[Data extracted from a collection]
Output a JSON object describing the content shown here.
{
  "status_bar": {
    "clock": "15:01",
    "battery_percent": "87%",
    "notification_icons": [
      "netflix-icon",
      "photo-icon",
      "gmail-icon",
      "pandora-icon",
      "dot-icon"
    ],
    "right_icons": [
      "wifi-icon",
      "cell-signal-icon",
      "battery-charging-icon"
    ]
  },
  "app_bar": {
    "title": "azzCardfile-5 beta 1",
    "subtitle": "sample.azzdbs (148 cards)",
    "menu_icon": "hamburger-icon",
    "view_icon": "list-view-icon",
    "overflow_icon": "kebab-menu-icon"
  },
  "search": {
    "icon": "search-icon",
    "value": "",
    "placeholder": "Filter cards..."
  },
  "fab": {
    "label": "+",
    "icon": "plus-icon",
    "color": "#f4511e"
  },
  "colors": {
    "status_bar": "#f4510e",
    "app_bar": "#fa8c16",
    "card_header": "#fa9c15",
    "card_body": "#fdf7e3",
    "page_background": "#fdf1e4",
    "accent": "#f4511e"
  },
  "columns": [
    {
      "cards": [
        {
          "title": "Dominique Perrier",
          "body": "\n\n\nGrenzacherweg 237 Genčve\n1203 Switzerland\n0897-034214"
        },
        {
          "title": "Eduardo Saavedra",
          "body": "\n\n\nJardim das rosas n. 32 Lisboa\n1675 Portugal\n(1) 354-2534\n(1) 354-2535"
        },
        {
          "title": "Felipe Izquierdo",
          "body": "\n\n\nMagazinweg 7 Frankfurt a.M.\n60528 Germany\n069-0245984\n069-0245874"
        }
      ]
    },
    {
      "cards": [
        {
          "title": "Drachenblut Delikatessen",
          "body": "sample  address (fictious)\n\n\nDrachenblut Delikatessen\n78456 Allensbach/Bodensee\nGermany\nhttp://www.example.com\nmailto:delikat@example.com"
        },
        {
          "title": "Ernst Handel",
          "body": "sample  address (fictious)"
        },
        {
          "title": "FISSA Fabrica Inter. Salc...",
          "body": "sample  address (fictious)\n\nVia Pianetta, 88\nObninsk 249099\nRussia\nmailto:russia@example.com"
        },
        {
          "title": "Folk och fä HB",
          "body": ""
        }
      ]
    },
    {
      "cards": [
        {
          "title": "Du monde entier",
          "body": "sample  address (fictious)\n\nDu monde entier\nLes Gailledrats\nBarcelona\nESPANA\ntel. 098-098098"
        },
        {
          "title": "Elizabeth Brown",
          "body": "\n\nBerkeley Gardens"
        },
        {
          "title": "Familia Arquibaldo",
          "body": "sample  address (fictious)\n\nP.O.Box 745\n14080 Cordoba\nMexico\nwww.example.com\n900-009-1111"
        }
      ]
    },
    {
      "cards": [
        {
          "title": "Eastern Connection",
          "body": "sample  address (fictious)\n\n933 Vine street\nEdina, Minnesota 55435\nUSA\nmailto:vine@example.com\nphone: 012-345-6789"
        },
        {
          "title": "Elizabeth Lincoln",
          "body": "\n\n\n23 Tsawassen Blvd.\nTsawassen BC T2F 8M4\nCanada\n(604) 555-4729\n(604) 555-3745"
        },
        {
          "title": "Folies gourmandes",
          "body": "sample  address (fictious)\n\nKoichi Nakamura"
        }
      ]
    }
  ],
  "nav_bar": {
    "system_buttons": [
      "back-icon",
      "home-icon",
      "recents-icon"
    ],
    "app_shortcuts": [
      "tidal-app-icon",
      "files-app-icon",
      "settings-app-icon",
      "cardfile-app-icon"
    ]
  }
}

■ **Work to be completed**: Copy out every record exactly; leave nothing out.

■ **Written response**:
Output a JSON object describing the content shown here.
{
  "status_bar": {
    "clock": "15:01",
    "battery_percent": "87%",
    "notification_icons": [
      "netflix-icon",
      "photo-icon",
      "gmail-icon",
      "pandora-icon",
      "dot-icon"
    ],
    "right_icons": [
      "wifi-icon",
      "cell-signal-icon",
      "battery-charging-icon"
    ]
  },
  "app_bar": {
    "title": "azzCardfile-5 beta 1",
    "subtitle": "sample.azzdbs (148 cards)",
    "menu_icon": "hamburger-icon",
    "view_icon": "list-view-icon",
    "overflow_icon": "kebab-menu-icon"
  },
  "search": {
    "icon": "search-icon",
    "value": "",
    "placeholder": "Filter cards..."
  },
  "fab": {
    "label": "+",
    "icon": "plus-icon",
    "color": "#f4511e"
  },
  "colors": {
    "status_bar": "#f4510e",
    "app_bar": "#fa8c16",
    "card_header": "#fa9c15",
    "card_body": "#fdf7e3",
    "page_background": "#fdf1e4",
    "accent": "#f4511e"
  },
  "columns": [
    {
      "cards": [
        {
          "title": "Dominique Perrier",
          "body": "\n\n\nGrenzacherweg 237 Genčve\n1203 Switzerland\n0897-034214"
        },
        {
          "title": "Eduardo Saavedra",
          "body": "\n\n\nJardim das rosas n. 32 Lisboa\n1675 Portugal\n(1) 354-2534\n(1) 354-2535"
        },
        {
          "title": "Felipe Izquierdo",
          "body": "\n\n\nMagazinweg 7 Frankfurt a.M.\n60528 Germany\n069-0245984\n069-0245874"
        }
      ]
    },
    {
      "cards": [
        {
          "title": "Drachenblut Delikatessen",
          "body": "sample  address (fictious)\n\n\nDrachenblut Delikatessen\n78456 Allensbach/Bodensee\nGermany\nhttp://www.example.com\nmailto:delikat@example.com"
        },
        {
          "title": "Ernst Handel",
          "body": "sample  address (fictious)"
        },
        {
          "title": "FISSA Fabrica Inter. Salc...",
          "body": "sample  address (fictious)\n\nVia Pianetta, 88\nObninsk 249099\nRussia\nmailto:russia@example.com"
        },
        {
          "title": "Folk och fä HB",
          "body": ""
        }
      ]
    },
    {
      "cards": [
        {
          "title": "Du monde entier",
          "body": "sample  address (fictious)\n\nDu monde entier\nLes Gailledrats\nBarcelona\nESPANA\ntel. 098-098098"
        },
        {
          "title": "Elizabeth Brown",
          "body": "\n\nBerkeley Gardens"
        },
        {
          "title": "Familia Arquibaldo",
          "body": "sample  address (fictious)\n\nP.O.Box 745\n14080 Cordoba\nMexico\nwww.example.com\n900-009-1111"
        }
      ]
    },
    {
      "cards": [
        {
          "title": "Eastern Connection",
          "body": "sample  address (fictious)\n\n933 Vine street\nEdina, Minnesota 55435\nUSA\nmailto:vine@example.com\nphone: 012-345-6789"
        },
        {
          "title": "Elizabeth Lincoln",
          "body": "\n\n\n23 Tsawassen Blvd.\nTsawassen BC T2F 8M4\nCanada\n(604) 555-4729\n(604) 555-3745"
        },
        {
          "title": "Folies gourmandes",
          "body": "sample  address (fictious)\n\nKoichi Nakamura"
        }
      ]
    }
  ],
  "nav_bar": {
    "system_buttons": [
      "back-icon",
      "home-icon",
      "recents-icon"
    ],
    "app_shortcuts": [
      "tidal-app-icon",
      "files-app-icon",
      "settings-app-icon",
      "cardfile-app-icon"
    ]
  }
}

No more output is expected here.